The GRDC is every grower’s R&D department
This is my first Ground Cover editorial as the GRDC’s new managing director and what a great privilege and honour it is to take on the role of leading the corporation. I have been fortunate in being able to study grains R&D around the world and know that many other countries are envious of Australia’s R&D system and in particular the GRDC’s role.
My whole career has been in the Australian grains industry. I have worked in various plant breeding-related roles both in the public and private sectors, helping to deliver improved varieties. This new position offers a great opportunity to make an even bigger difference to the lives of Australian grain growers.

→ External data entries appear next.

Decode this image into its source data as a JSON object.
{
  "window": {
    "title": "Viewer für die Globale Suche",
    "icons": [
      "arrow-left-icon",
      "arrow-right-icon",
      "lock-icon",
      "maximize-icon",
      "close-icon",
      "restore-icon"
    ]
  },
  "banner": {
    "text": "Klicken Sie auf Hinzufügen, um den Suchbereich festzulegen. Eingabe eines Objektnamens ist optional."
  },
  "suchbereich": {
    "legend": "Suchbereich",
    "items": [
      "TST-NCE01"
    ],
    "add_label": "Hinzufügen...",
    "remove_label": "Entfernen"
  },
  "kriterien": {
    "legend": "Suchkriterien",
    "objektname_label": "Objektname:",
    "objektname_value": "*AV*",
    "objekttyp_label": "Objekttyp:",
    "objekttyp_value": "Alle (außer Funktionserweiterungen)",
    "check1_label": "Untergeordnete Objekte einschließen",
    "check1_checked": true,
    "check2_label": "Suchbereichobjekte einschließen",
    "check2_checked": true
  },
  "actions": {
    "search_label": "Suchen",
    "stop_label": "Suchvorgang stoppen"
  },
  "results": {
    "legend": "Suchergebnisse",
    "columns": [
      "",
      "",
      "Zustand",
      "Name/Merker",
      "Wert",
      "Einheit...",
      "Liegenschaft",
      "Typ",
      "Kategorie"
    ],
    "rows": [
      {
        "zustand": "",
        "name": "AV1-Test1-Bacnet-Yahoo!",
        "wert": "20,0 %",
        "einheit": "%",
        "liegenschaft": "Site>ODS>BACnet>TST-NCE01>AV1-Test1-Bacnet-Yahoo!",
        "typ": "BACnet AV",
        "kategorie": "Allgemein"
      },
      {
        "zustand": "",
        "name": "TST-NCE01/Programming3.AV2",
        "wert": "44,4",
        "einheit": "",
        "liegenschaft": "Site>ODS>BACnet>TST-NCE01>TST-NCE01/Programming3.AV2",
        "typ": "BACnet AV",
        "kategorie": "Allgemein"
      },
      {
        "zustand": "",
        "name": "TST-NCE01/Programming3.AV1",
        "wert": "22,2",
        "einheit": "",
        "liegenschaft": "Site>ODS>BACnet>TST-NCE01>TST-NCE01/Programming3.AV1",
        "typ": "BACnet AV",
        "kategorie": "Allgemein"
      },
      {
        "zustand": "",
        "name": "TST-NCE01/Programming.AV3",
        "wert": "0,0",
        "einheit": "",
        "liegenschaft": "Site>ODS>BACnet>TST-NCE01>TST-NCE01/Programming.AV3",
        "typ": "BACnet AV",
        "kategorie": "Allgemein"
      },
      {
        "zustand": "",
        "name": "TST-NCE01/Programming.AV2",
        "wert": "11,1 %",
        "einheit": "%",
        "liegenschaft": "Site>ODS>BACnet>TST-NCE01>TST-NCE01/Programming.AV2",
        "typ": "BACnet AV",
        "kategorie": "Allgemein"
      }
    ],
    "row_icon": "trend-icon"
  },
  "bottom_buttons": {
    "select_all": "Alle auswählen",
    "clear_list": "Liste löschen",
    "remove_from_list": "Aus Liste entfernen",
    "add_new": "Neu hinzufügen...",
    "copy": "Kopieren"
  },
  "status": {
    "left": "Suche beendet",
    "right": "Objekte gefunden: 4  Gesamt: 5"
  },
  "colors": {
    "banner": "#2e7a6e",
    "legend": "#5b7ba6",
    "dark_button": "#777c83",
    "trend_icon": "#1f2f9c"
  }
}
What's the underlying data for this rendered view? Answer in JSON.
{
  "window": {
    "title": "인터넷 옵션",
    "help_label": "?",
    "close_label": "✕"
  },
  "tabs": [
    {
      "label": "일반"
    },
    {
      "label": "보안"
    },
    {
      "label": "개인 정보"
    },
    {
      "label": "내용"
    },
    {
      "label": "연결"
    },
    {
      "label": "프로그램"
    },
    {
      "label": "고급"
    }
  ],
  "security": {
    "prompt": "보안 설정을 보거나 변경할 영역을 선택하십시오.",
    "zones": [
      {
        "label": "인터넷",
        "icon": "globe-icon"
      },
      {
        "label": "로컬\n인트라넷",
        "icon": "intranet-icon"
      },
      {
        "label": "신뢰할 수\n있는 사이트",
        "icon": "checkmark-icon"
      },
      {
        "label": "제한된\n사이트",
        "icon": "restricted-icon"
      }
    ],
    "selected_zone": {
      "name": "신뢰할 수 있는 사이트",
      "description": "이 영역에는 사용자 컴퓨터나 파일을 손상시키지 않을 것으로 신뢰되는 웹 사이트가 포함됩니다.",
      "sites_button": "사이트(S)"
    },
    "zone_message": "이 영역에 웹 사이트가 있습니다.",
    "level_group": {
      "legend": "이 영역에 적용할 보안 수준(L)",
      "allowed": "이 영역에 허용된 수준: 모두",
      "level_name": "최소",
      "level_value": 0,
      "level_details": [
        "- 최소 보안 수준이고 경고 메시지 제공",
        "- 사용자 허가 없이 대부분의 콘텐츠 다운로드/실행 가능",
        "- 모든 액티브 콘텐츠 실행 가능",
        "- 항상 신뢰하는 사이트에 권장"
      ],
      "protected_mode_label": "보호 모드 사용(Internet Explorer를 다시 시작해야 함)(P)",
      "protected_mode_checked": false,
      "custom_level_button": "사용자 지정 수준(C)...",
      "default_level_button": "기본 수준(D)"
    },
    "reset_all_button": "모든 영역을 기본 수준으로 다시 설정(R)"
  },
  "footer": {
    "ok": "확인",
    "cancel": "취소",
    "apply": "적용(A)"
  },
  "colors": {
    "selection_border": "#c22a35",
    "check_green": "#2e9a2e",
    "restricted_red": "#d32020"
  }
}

When I took this on I began thinking about what it means to be a true leader of innovation, research and development. One company that has clearly demonstrated these attributes is Apple, which sits at the cutting edge of disruptive digital innovation and has changed the way we use personal devices, consume music and access information.
Apple’s innovation is driven by its R&D department in Cupertino, California, where it employs 12,000 and invests more than US$4 billion annually in R&D. Imagine if each grain grower had to individually try to achieve the same innovation. There are about 22,000 Australian grain growers, many of whom operate as single-owner enterprises. Most of our enterprises cannot afford their own R&D department like Apple, nor can they create the critical mass of resources and expertise to drive the innovation required. I see the GRDC as one consolidated R&D department for every grain grower in Australia.
The GRDC creates a critical mass that can effectively invest in innovation to drive future profitability. If we think of the GRDC as the grower’s own R&D department, we carry a critical responsibility to deliver innovation and value to growers.
It is very early days for me at the GRDC and I am on a steep learning curve. So far I have been very impressed with the passion and dedication shown by GRDC’s people. They are clearly driven to make a positive difference to the lives, profits and opportunities of Australian grain growers and industry.
In order to adapt to the modern grains industry and respond to growers’ needs, the GRDC is in the process of making some major changes which include:
- a restructure of the research portfolio to ensure an appropriate balance in delivering short, medium as well as long-term benefits to growers;
- relocating staff from Canberra to regional offices to strengthen the GRDC’s local and regional connections, which benefits delivery; and
- improvements in the way we seek direction from growers on what are their most important research priorities.
I recently participated in a GRDC local grower solution group prioritisation meeting at Moree in northern NSW. This Grower Solutions Group identified and prioritised projects that addressed local production issues that impact on grower profitability. Similar to the Regional Cropping Solutions Networks (RSCN) in other states, growers and agronomists provide input and drive the GRDC research process from the ground up. The results from prioritisation meetings are fed back into the GRDC research process and fast tracked to “on the ground” local research. I was very impressed with this process, along with the high technical knowledge and wealth of experience in the room, and the positive, collegiate attitude.
I look forward to participating in future research priority-determining activities in other regions over the next few months.
I hope to get “out and about” and meet as many growers as possible over the spring and pre-harvest period. I look forward to hearing about the issues you are facing and how your own R&D department can better deliver value to you.
Region Overseas, South